  8. In World of a Slave, Martha B. Katz-Hyman and Kym S. Rice write: "Chickens also were considered to be a special dish in traditional West African cuisine. ... Chickens were... fried in palm oil. ... Pieces of chicken fried in oil sold on the street ... would all leave their mark on the developing cuisine of the early South." (p.109)
  9. National Geographic: "The Surprising Ways That Chickens Changed the World" By Simon Worral December 21, 2014 | "When slaves were brought here from West Africa, they came with a deep knowledge of the chicken, because in West Africa the chicken was a common farm animal and also a very sacred animal. The knowledge that African-Americans brought served them very well, because white plantation owners for the most part didn't care much about chicken. In colonial times there were so many other things to eat that chicken was not high on the list."
  10. World of a Slave, Martha B. Katz-Hyman and Kym S. Rice, p.109-110
  11. 11.0 11.1 11.2 History of Fried Chicken through the Ages. Retrieved on January 30, 2012.
  12. History of Fried Chicken : I Am Welcoming You to Kik Culinary Corner and History of Some Story & Experience. (August 19, 2008). Retrieved on 2012-01-30.
  13. "Gather 'Round the Table: Race, Region, Identity and Food Preference in the American South". Retrieved June 20, 2009.<templatestyles src="Module:Citation/CS1/styles.css"></templatestyles>
  14. "Earl Ofari Hutchinson: Atlanta Falcon's Owner Should Apologize For His Foot-in-the-Mouth Racial Slur About Michael Vick". December 13, 2007. Retrieved June 20, 2009.<templatestyles src="Module:Citation/CS1/styles.css"></templatestyles>
  15. Hook, Sara Anne (October 26–27, 2007). "Zip Coon and Watermelons: The Perpetuation of Racial Stereotypes through Visual Imagery from the 19th and Early 20th Centuries" (PPT). 32nd Annual Great Lakes History Conference. Retrieved June 20, 2009.<templatestyles src="Module:Citation/CS1/styles.css"></templatestyles>
  16. "Miami Ethnic Clash May Preview U.S. Where 'Minorities' Dominate". August 19, 2008. Retrieved June 20, 2009.<templatestyles src="Module:Citation/CS1/styles.css"></templatestyles>
  17. Fried Chicken: All-American Favorite, Worldwide Style. Retrieved on January 30, 2012.
  18. 18.0 18.1 Jesse Bering (November 1, 2011). "Culinary Racism". Slate. Retrieved November 2, 2011.<templatestyles src="Module:Citation/CS1/styles.css"></templatestyles>
  19. 19.0 19.1 19.2 "Tiger Woods: Fried chicken jibe by Sergio Garcia 'hurtful'". BBC Sport. May 22, 2013. Retrieved May 22, 2013.<templatestyles src="Module:Citation/CS1/styles.css"></templatestyles>
  20. James Poulos (April 5, 2012). "Drama and Fries: Burger King Bungles Mary J. Blige's Crispy Chicken Ad". Forbes.

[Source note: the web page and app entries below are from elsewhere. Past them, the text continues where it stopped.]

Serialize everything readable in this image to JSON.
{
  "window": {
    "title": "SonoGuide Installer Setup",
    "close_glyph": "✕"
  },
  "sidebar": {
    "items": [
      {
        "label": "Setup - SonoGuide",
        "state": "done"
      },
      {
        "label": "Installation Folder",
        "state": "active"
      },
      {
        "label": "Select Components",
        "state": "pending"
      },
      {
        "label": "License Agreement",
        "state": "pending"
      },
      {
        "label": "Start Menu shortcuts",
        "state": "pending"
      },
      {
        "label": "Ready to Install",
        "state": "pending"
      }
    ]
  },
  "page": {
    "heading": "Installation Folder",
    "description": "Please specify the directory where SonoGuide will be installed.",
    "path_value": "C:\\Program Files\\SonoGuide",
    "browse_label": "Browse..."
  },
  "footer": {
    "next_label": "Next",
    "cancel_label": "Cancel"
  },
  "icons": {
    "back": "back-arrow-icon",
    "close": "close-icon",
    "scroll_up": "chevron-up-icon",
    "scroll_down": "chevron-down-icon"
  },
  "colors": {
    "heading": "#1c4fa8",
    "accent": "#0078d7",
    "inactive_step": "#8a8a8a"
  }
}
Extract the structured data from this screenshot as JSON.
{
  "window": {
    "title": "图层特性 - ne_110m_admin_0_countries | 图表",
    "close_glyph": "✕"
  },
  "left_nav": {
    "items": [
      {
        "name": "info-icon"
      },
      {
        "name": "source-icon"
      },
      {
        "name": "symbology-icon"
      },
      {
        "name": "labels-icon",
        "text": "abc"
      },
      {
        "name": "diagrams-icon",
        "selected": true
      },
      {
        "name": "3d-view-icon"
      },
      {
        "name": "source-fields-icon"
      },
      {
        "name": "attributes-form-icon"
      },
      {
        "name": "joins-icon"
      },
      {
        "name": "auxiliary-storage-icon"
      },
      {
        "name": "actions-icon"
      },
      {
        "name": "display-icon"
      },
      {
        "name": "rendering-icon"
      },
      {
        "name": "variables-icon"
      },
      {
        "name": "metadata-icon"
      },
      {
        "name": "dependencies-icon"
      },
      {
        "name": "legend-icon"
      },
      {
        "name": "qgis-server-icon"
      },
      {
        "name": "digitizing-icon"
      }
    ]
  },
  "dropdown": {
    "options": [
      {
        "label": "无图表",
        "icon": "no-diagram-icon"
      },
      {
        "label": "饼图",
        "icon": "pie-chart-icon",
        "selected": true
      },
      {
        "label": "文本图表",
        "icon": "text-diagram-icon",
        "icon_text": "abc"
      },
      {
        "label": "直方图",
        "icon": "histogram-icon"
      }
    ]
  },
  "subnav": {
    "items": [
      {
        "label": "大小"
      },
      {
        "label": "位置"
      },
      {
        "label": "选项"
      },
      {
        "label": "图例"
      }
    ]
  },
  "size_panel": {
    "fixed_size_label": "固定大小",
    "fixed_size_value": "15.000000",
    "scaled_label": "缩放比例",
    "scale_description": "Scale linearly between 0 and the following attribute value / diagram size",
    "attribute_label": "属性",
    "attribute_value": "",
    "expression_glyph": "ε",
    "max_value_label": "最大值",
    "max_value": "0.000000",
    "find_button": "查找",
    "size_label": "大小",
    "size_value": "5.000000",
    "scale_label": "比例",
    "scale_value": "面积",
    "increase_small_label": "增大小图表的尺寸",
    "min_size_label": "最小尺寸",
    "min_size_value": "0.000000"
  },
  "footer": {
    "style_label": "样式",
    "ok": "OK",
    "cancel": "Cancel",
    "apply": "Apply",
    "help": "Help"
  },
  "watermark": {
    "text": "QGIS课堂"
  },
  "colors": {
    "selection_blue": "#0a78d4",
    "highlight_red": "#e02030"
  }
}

Retrieved April 5, 2012.<templatestyles src="Module:Citation/CS1/styles.css"></templatestyles>

Further reading

External links